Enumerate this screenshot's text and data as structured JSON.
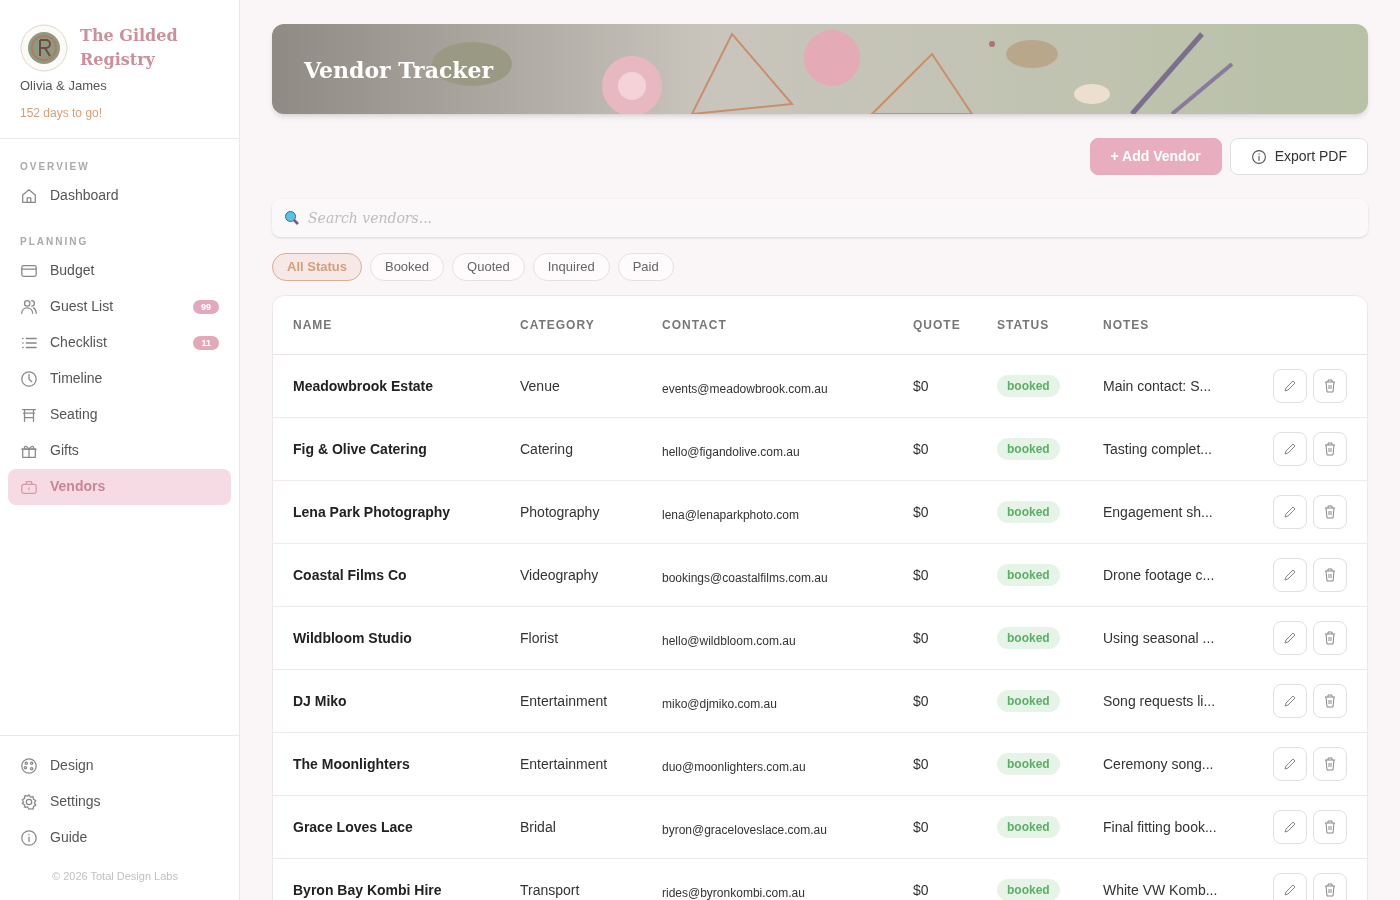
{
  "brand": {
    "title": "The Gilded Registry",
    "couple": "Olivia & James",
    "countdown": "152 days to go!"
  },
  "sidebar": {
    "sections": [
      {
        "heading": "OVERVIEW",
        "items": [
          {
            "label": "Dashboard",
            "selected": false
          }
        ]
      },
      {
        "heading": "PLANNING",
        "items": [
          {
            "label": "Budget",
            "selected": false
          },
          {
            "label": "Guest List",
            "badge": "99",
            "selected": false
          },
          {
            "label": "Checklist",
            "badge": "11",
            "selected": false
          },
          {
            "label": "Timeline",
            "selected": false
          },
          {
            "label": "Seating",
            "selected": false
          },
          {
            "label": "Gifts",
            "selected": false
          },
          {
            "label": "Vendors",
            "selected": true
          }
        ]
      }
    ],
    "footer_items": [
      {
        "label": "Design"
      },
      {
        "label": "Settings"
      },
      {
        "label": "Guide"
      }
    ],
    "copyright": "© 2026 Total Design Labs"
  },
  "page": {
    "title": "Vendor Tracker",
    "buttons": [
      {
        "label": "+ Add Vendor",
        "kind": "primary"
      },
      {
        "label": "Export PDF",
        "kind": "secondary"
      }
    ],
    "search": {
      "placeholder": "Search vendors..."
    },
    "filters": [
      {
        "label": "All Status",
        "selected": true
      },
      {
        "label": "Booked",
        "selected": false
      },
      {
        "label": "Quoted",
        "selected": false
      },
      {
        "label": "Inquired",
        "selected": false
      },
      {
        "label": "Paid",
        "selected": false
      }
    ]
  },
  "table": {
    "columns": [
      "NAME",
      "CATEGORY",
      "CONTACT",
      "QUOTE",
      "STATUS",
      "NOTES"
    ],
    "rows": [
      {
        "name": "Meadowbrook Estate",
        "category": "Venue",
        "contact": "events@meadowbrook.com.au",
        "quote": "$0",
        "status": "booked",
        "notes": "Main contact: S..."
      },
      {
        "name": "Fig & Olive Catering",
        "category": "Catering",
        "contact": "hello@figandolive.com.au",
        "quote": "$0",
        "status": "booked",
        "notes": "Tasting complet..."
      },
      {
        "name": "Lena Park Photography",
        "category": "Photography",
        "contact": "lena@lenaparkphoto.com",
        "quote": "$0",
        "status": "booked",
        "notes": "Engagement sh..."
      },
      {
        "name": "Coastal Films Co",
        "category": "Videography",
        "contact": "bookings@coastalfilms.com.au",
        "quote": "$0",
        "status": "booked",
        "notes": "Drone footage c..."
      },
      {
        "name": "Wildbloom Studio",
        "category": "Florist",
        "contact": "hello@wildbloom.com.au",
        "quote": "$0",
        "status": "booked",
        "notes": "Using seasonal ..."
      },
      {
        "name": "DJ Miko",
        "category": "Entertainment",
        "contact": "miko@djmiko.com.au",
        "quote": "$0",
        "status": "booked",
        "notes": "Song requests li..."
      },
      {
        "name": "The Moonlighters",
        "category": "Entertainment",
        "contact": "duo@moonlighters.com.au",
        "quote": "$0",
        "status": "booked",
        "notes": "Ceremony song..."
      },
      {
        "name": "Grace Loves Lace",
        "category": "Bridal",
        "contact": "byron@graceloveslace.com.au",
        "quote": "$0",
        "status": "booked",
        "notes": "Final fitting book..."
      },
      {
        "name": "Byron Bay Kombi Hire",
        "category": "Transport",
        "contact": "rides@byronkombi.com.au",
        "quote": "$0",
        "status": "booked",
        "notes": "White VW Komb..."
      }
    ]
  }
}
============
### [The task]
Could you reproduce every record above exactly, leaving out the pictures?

### [Answer to this task]
Enumerate this screenshot's text and data as structured JSON.
{
  "brand": {
    "title": "The Gilded Registry",
    "couple": "Olivia & James",
    "countdown": "152 days to go!"
  },
  "sidebar": {
    "sections": [
      {
        "heading": "OVERVIEW",
        "items": [
          {
            "label": "Dashboard",
            "selected": false
          }
        ]
      },
      {
        "heading": "PLANNING",
        "items": [
          {
            "label": "Budget",
            "selected": false
          },
          {
            "label": "Guest List",
            "badge": "99",
            "selected": false
          },
          {
            "label": "Checklist",
            "badge": "11",
            "selected": false
          },
          {
            "label": "Timeline",
            "selected": false
          },
          {
            "label": "Seating",
            "selected": false
          },
          {
            "label": "Gifts",
            "selected": false
          },
          {
            "label": "Vendors",
            "selected": true
          }
        ]
      }
    ],
    "footer_items": [
      {
        "label": "Design"
      },
      {
        "label": "Settings"
      },
      {
        "label": "Guide"
      }
    ],
    "copyright": "© 2026 Total Design Labs"
  },
  "page": {
    "title": "Vendor Tracker",
    "buttons": [
      {
        "label": "+ Add Vendor",
        "kind": "primary"
      },
      {
        "label": "Export PDF",
        "kind": "secondary"
      }
    ],
    "search": {
      "placeholder": "Search vendors..."
    },
    "filters": [
      {
        "label": "All Status",
        "selected": true
      },
      {
        "label": "Booked",
        "selected": false
      },
      {
        "label": "Quoted",
        "selected": false
      },
      {
        "label": "Inquired",
        "selected": false
      },
      {
        "label": "Paid",
        "selected": false
      }
    ]
  },
  "table": {
    "columns": [
      "NAME",
      "CATEGORY",
      "CONTACT",
      "QUOTE",
      "STATUS",
      "NOTES"
    ],
    "rows": [
      {
        "name": "Meadowbrook Estate",
        "category": "Venue",
        "contact": "events@meadowbrook.com.au",
        "quote": "$0",
        "status": "booked",
        "notes": "Main contact: S..."
      },
      {
        "name": "Fig & Olive Catering",
        "category": "Catering",
        "contact": "hello@figandolive.com.au",
        "quote": "$0",
        "status": "booked",
        "notes": "Tasting complet..."
      },
      {
        "name": "Lena Park Photography",
        "category": "Photography",
        "contact": "lena@lenaparkphoto.com",
        "quote": "$0",
        "status": "booked",
        "notes": "Engagement sh..."
      },
      {
        "name": "Coastal Films Co",
        "category": "Videography",
        "contact": "bookings@coastalfilms.com.au",
        "quote": "$0",
        "status": "booked",
        "notes": "Drone footage c..."
      },
      {
        "name": "Wildbloom Studio",
        "category": "Florist",
        "contact": "hello@wildbloom.com.au",
        "quote": "$0",
        "status": "booked",
        "notes": "Using seasonal ..."
      },
      {
        "name": "DJ Miko",
        "category": "Entertainment",
        "contact": "miko@djmiko.com.au",
        "quote": "$0",
        "status": "booked",
        "notes": "Song requests li..."
      },
      {
        "name": "The Moonlighters",
        "category": "Entertainment",
        "contact": "duo@moonlighters.com.au",
        "quote": "$0",
        "status": "booked",
        "notes": "Ceremony song..."
      },
      {
        "name": "Grace Loves Lace",
        "category": "Bridal",
        "contact": "byron@graceloveslace.com.au",
        "quote": "$0",
        "status": "booked",
        "notes": "Final fitting book..."
      },
      {
        "name": "Byron Bay Kombi Hire",
        "category": "Transport",
        "contact": "rides@byronkombi.com.au",
        "quote": "$0",
        "status": "booked",
        "notes": "White VW Komb..."
      }
    ]
  }
}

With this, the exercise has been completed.